Available for virtual tours is the O2 Treehouse by Treewalkers, the ultimate treetop construction that can be used to design whole villages. The homes are modular so it empowers franchisees to initiate their own village setups that can assume the forms of sustainable hotels, Airbnb getaways, or camping sites.

Nimmo Bay is based in Canada and surrounded by pine trees and lakes. The resort even features a floating cedar sauna — a calming cabin that doubles as a wellness space or as a place for group yoga classes. You only can reach the wood spa via a kayak or a canoe. The floating wooden platform features the cabin on one end and a socialising space featuring a picnic table, and tub can on the alternate end. Nimmo Bay is the ultimate sustainable site, as its presiding host family prides themselves on living off the land. The resort includes a hydropower system fueled by streams and waterfalls, supplying clean drinking water and up to 80% of the resort’s power requirements, and floating docks.

The Red Sea Project is a luxurious retreat that also forms a segment of a large-scale infrastructure that revolves around renewable energy, water conservation, and repurposing resources to minimise waste.
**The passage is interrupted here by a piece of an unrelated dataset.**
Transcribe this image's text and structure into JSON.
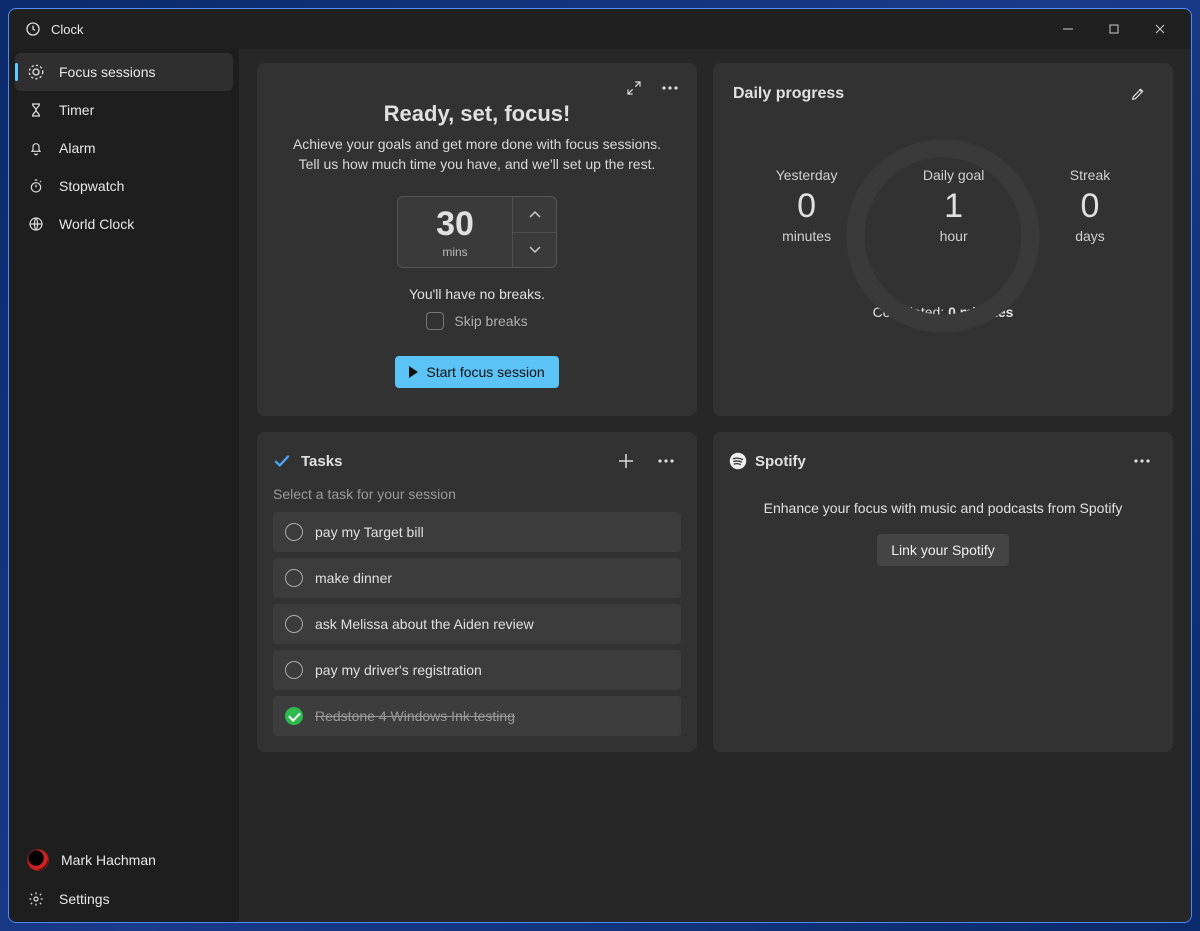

Its locale was selected by way of bathymetry investigation, biodiversity studies, and marine engineering studies, to prevent hindrance to the coral reef and avoiding interference with the sea currents, explained Kengo Kuma & Associates. The grand plan features a specialised airport designed by Foster + Partners custom made for this destination. The initial phase of building is scheduled to be completed soon and a segment of the resort will debut in 2022, which will feature five developed islands and a pair of inland sites. By 2030, the destination will include 22 islands and six inland sites. The Japanese architectural design studio is making an effort to respect the environment by selecting a light-touch approach that will bear less impact on the biodiversity of the islands.

The brainchild of H2, the Saigon Thuong Mai Hotel in Vinh, Vietnam, was reconstructed from an already standing hotel. The hotel was built with the use of sustainable materials. H2 designers collaborated with local residents to comprehend and use regionally sourced materials. Reclaimed wood forms the core of the hotel. Local wood from regional joinery stores cultivated little wooden pillars, which were then joined with iron frames to construct the base modules for the hotel. A lovely wood facade was devised, which permitted natural light to stream into the building, and facilitated natural wind and ventilation.

And In-tenta design formed ‘DROP box N-240’ – a low-impact small hotel suite in a resort, based in a small Spanish village. It’s a sustainable and relaxing vacation spot on a small land plot, while also offering luxury amenities. Positioned on a sloped terrain, the small suite bears little impact on its host site.

Source: Yanko Design

Image credit: Inspiral Architects